INSTRUCTIONS TO FOLLOW |
Exact copies of all the lines below are required.

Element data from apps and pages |
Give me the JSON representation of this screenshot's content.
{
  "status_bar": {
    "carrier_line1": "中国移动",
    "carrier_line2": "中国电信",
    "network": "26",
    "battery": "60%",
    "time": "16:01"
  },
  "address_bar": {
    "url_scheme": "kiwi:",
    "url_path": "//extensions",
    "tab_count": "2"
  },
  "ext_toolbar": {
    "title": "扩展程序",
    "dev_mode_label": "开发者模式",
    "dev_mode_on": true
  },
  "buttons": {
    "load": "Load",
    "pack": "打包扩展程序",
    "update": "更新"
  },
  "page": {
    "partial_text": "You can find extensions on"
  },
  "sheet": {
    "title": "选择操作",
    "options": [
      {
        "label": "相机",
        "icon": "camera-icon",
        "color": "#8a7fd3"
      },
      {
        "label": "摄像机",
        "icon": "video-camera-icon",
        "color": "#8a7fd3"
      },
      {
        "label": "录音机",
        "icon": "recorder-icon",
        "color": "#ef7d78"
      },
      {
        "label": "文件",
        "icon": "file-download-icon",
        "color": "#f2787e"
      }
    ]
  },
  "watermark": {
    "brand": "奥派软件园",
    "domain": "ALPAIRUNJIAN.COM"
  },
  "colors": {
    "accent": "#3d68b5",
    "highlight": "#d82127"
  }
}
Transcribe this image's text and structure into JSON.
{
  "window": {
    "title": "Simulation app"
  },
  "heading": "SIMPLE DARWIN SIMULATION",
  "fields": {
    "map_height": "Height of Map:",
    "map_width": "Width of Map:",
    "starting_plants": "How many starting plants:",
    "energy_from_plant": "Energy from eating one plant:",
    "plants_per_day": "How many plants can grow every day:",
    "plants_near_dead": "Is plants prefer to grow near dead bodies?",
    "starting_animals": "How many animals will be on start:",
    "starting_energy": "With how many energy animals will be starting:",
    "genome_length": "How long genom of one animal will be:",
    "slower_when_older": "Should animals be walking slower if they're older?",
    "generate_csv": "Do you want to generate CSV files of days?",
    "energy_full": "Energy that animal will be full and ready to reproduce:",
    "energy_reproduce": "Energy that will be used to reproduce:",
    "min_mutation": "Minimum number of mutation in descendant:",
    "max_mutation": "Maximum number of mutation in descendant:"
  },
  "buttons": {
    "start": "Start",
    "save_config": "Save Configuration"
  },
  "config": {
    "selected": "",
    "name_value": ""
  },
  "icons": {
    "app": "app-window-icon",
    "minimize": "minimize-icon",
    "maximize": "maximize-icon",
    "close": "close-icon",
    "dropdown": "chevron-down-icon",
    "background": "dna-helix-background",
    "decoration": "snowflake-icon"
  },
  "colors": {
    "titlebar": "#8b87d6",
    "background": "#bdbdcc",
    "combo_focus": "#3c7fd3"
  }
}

RESPONSE TO THIS TASK |
Give me the JSON representation of this screenshot's content.
{
  "status_bar": {
    "carrier_line1": "中国移动",
    "carrier_line2": "中国电信",
    "network": "26",
    "battery": "60%",
    "time": "16:01"
  },
  "address_bar": {
    "url_scheme": "kiwi:",
    "url_path": "//extensions",
    "tab_count": "2"
  },
  "ext_toolbar": {
    "title": "扩展程序",
    "dev_mode_label": "开发者模式",
    "dev_mode_on": true
  },
  "buttons": {
    "load": "Load",
    "pack": "打包扩展程序",
    "update": "更新"
  },
  "page": {
    "partial_text": "You can find extensions on"
  },
  "sheet": {
    "title": "选择操作",
    "options": [
      {
        "label": "相机",
        "icon": "camera-icon",
        "color": "#8a7fd3"
      },
      {
        "label": "摄像机",
        "icon": "video-camera-icon",
        "color": "#8a7fd3"
      },
      {
        "label": "录音机",
        "icon": "recorder-icon",
        "color": "#ef7d78"
      },
      {
        "label": "文件",
        "icon": "file-download-icon",
        "color": "#f2787e"
      }
    ]
  },
  "watermark": {
    "brand": "奥派软件园",
    "domain": "ALPAIRUNJIAN.COM"
  },
  "colors": {
    "accent": "#3d68b5",
    "highlight": "#d82127"
  }
}
Transcribe this image's text and structure into JSON.
{
  "window": {
    "title": "Simulation app"
  },
  "heading": "SIMPLE DARWIN SIMULATION",
  "fields": {
    "map_height": "Height of Map:",
    "map_width": "Width of Map:",
    "starting_plants": "How many starting plants:",
    "energy_from_plant": "Energy from eating one plant:",
    "plants_per_day": "How many plants can grow every day:",
    "plants_near_dead": "Is plants prefer to grow near dead bodies?",
    "starting_animals": "How many animals will be on start:",
    "starting_energy": "With how many energy animals will be starting:",
    "genome_length": "How long genom of one animal will be:",
    "slower_when_older": "Should animals be walking slower if they're older?",
    "generate_csv": "Do you want to generate CSV files of days?",
    "energy_full": "Energy that animal will be full and ready to reproduce:",
    "energy_reproduce": "Energy that will be used to reproduce:",
    "min_mutation": "Minimum number of mutation in descendant:",
    "max_mutation": "Maximum number of mutation in descendant:"
  },
  "buttons": {
    "start": "Start",
    "save_config": "Save Configuration"
  },
  "config": {
    "selected": "",
    "name_value": ""
  },
  "icons": {
    "app": "app-window-icon",
    "minimize": "minimize-icon",
    "maximize": "maximize-icon",
    "close": "close-icon",
    "dropdown": "chevron-down-icon",
    "background": "dna-helix-background",
    "decoration": "snowflake-icon"
  },
  "colors": {
    "titlebar": "#8b87d6",
    "background": "#bdbdcc",
    "combo_focus": "#3c7fd3"
  }
}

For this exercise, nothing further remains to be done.